The earliest lotteries date back to the Renaissance era, and they have since been used to raise funds for a variety of purposes. In colonial America, lotteries were used to fund a number of projects, such as paving streets and building wharves. George Washington even tried to launch a lottery in 1768 to raise money for a construction project, but it was unsuccessful. Today, the lottery is a common form of recreational gambling that is widely accepted by governments and people across the globe.

Whether you want to win the Powerball jackpot or just buy some small numbers, there are some basic tips that can help you improve your chances of success. The most important tip is to choose your numbers wisely. Try to avoid picking consecutive numbers or numbers that end in the same digit, as this can reduce your odds of winning. Choosing numbers that are more commonly drawn is another way to increase your chances of winning. However, it is crucial to remember that no single set of numbers is luckier than any other set.

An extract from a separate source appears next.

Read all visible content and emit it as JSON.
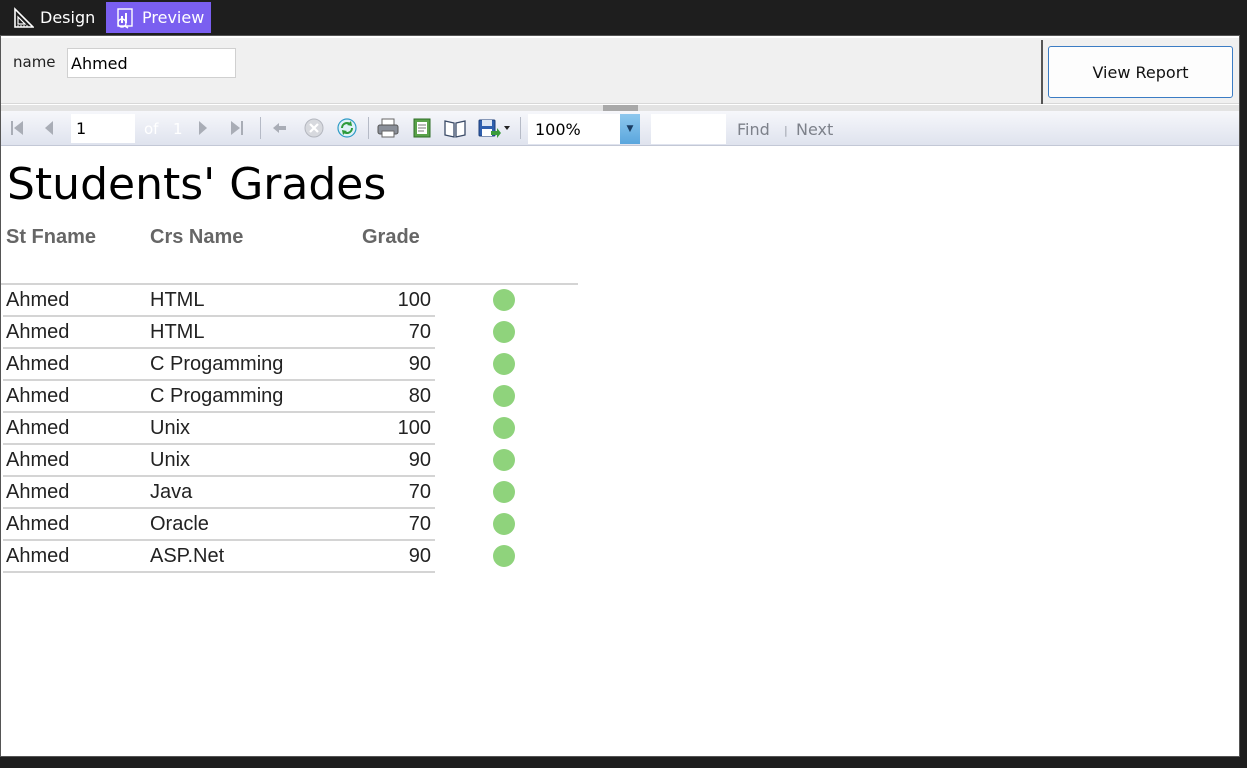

The word “lottery” is derived from the Dutch noun “lot,” which means fate or fortune. The word was first recorded in English in the early 16th century. State-sponsored lotteries began in the United States after World War II, and they were promoted as a painless source of government revenue. Politicians saw them as a way to expand the social safety net without raising taxes on middle- and working-class families, who were already feeling the effects of postwar inflation. In the years that followed, the popularity of lotteries rose, and they became a key component of state budgets.